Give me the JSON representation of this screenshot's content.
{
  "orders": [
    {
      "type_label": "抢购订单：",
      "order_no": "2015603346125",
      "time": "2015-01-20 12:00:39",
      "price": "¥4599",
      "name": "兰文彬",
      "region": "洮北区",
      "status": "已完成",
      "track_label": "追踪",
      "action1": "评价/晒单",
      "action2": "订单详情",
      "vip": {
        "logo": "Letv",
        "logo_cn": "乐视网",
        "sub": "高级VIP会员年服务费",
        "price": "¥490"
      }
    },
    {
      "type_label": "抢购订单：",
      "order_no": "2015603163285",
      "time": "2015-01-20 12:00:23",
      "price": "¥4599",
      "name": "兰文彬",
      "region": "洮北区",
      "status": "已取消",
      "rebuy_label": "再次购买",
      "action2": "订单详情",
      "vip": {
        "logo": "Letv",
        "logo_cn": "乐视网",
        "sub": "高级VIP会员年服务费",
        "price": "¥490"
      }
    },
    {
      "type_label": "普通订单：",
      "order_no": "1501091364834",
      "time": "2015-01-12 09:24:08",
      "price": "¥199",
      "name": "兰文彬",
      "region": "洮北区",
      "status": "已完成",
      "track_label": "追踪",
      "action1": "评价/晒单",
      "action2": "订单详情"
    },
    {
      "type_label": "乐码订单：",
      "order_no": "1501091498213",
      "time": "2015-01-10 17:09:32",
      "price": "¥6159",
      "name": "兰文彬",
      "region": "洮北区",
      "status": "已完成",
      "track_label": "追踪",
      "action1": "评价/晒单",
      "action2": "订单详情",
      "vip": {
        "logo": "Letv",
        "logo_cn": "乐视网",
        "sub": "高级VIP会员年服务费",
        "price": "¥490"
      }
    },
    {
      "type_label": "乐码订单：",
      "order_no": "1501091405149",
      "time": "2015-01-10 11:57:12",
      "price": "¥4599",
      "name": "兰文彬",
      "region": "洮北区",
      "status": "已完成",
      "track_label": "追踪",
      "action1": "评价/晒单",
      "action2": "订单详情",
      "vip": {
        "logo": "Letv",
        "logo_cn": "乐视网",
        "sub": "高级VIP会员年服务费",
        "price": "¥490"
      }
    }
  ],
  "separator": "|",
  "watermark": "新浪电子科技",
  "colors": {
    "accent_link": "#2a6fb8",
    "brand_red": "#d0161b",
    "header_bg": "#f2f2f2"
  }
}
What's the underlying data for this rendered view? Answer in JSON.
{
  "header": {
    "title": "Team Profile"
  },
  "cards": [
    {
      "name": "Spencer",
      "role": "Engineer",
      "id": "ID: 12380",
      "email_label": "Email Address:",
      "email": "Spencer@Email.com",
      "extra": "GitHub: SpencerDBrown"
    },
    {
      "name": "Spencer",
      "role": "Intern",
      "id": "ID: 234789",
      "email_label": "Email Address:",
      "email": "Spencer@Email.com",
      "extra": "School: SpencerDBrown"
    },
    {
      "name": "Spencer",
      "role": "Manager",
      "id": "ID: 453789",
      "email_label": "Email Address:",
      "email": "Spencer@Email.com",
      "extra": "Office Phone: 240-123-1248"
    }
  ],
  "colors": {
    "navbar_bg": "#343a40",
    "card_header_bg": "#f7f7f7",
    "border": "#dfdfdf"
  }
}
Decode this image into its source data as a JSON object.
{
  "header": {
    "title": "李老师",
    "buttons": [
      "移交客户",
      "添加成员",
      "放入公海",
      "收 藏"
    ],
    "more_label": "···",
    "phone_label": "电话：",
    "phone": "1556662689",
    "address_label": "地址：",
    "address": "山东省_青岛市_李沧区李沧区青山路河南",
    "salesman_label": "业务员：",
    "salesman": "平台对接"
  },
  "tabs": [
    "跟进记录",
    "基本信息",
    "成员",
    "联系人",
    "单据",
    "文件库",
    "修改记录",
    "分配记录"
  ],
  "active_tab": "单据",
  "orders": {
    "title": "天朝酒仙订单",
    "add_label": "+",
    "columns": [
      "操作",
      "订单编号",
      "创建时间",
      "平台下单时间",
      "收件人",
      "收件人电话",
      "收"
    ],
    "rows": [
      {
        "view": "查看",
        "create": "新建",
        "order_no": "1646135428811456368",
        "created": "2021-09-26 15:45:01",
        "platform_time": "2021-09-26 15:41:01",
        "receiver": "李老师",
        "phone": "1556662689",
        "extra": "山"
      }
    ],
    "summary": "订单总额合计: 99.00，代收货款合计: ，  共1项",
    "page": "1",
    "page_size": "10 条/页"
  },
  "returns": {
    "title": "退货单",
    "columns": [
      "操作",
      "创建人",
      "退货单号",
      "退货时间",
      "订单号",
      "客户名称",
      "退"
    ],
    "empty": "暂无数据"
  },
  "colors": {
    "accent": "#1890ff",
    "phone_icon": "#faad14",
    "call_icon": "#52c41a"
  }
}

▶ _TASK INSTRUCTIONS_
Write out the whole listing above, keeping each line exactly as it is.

▶ _SOLUTION TO THE EXERCISE_
Give me the JSON representation of this screenshot's content.
{
  "orders": [
    {
      "type_label": "抢购订单：",
      "order_no": "2015603346125",
      "time": "2015-01-20 12:00:39",
      "price": "¥4599",
      "name": "兰文彬",
      "region": "洮北区",
      "status": "已完成",
      "track_label": "追踪",
      "action1": "评价/晒单",
      "action2": "订单详情",
      "vip": {
        "logo": "Letv",
        "logo_cn": "乐视网",
        "sub": "高级VIP会员年服务费",
        "price": "¥490"
      }
    },
    {
      "type_label": "抢购订单：",
      "order_no": "2015603163285",
      "time": "2015-01-20 12:00:23",
      "price": "¥4599",
      "name": "兰文彬",
      "region": "洮北区",
      "status": "已取消",
      "rebuy_label": "再次购买",
      "action2": "订单详情",
      "vip": {
        "logo": "Letv",
        "logo_cn": "乐视网",
        "sub": "高级VIP会员年服务费",
        "price": "¥490"
      }
    },
    {
      "type_label": "普通订单：",
      "order_no": "1501091364834",
      "time": "2015-01-12 09:24:08",
      "price": "¥199",
      "name": "兰文彬",
      "region": "洮北区",
      "status": "已完成",
      "track_label": "追踪",
      "action1": "评价/晒单",
      "action2": "订单详情"
    },
    {
      "type_label": "乐码订单：",
      "order_no": "1501091498213",
      "time": "2015-01-10 17:09:32",
      "price": "¥6159",
      "name": "兰文彬",
      "region": "洮北区",
      "status": "已完成",
      "track_label": "追踪",
      "action1": "评价/晒单",
      "action2": "订单详情",
      "vip": {
        "logo": "Letv",
        "logo_cn": "乐视网",
        "sub": "高级VIP会员年服务费",
        "price": "¥490"
      }
    },
    {
      "type_label": "乐码订单：",
      "order_no": "1501091405149",
      "time": "2015-01-10 11:57:12",
      "price": "¥4599",
      "name": "兰文彬",
      "region": "洮北区",
      "status": "已完成",
      "track_label": "追踪",
      "action1": "评价/晒单",
      "action2": "订单详情",
      "vip": {
        "logo": "Letv",
        "logo_cn": "乐视网",
        "sub": "高级VIP会员年服务费",
        "price": "¥490"
      }
    }
  ],
  "separator": "|",
  "watermark": "新浪电子科技",
  "colors": {
    "accent_link": "#2a6fb8",
    "brand_red": "#d0161b",
    "header_bg": "#f2f2f2"
  }
}
What's the underlying data for this rendered view? Answer in JSON.
{
  "header": {
    "title": "Team Profile"
  },
  "cards": [
    {
      "name": "Spencer",
      "role": "Engineer",
      "id": "ID: 12380",
      "email_label": "Email Address:",
      "email": "Spencer@Email.com",
      "extra": "GitHub: SpencerDBrown"
    },
    {
      "name": "Spencer",
      "role": "Intern",
      "id": "ID: 234789",
      "email_label": "Email Address:",
      "email": "Spencer@Email.com",
      "extra": "School: SpencerDBrown"
    },
    {
      "name": "Spencer",
      "role": "Manager",
      "id": "ID: 453789",
      "email_label": "Email Address:",
      "email": "Spencer@Email.com",
      "extra": "Office Phone: 240-123-1248"
    }
  ],
  "colors": {
    "navbar_bg": "#343a40",
    "card_header_bg": "#f7f7f7",
    "border": "#dfdfdf"
  }
}
Decode this image into its source data as a JSON object.
{
  "header": {
    "title": "李老师",
    "buttons": [
      "移交客户",
      "添加成员",
      "放入公海",
      "收 藏"
    ],
    "more_label": "···",
    "phone_label": "电话：",
    "phone": "1556662689",
    "address_label": "地址：",
    "address": "山东省_青岛市_李沧区李沧区青山路河南",
    "salesman_label": "业务员：",
    "salesman": "平台对接"
  },
  "tabs": [
    "跟进记录",
    "基本信息",
    "成员",
    "联系人",
    "单据",
    "文件库",
    "修改记录",
    "分配记录"
  ],
  "active_tab": "单据",
  "orders": {
    "title": "天朝酒仙订单",
    "add_label": "+",
    "columns": [
      "操作",
      "订单编号",
      "创建时间",
      "平台下单时间",
      "收件人",
      "收件人电话",
      "收"
    ],
    "rows": [
      {
        "view": "查看",
        "create": "新建",
        "order_no": "1646135428811456368",
        "created": "2021-09-26 15:45:01",
        "platform_time": "2021-09-26 15:41:01",
        "receiver": "李老师",
        "phone": "1556662689",
        "extra": "山"
      }
    ],
    "summary": "订单总额合计: 99.00，代收货款合计: ，  共1项",
    "page": "1",
    "page_size": "10 条/页"
  },
  "returns": {
    "title": "退货单",
    "columns": [
      "操作",
      "创建人",
      "退货单号",
      "退货时间",
      "订单号",
      "客户名称",
      "退"
    ],
    "empty": "暂无数据"
  },
  "colors": {
    "accent": "#1890ff",
    "phone_icon": "#faad14",
    "call_icon": "#52c41a"
  }
}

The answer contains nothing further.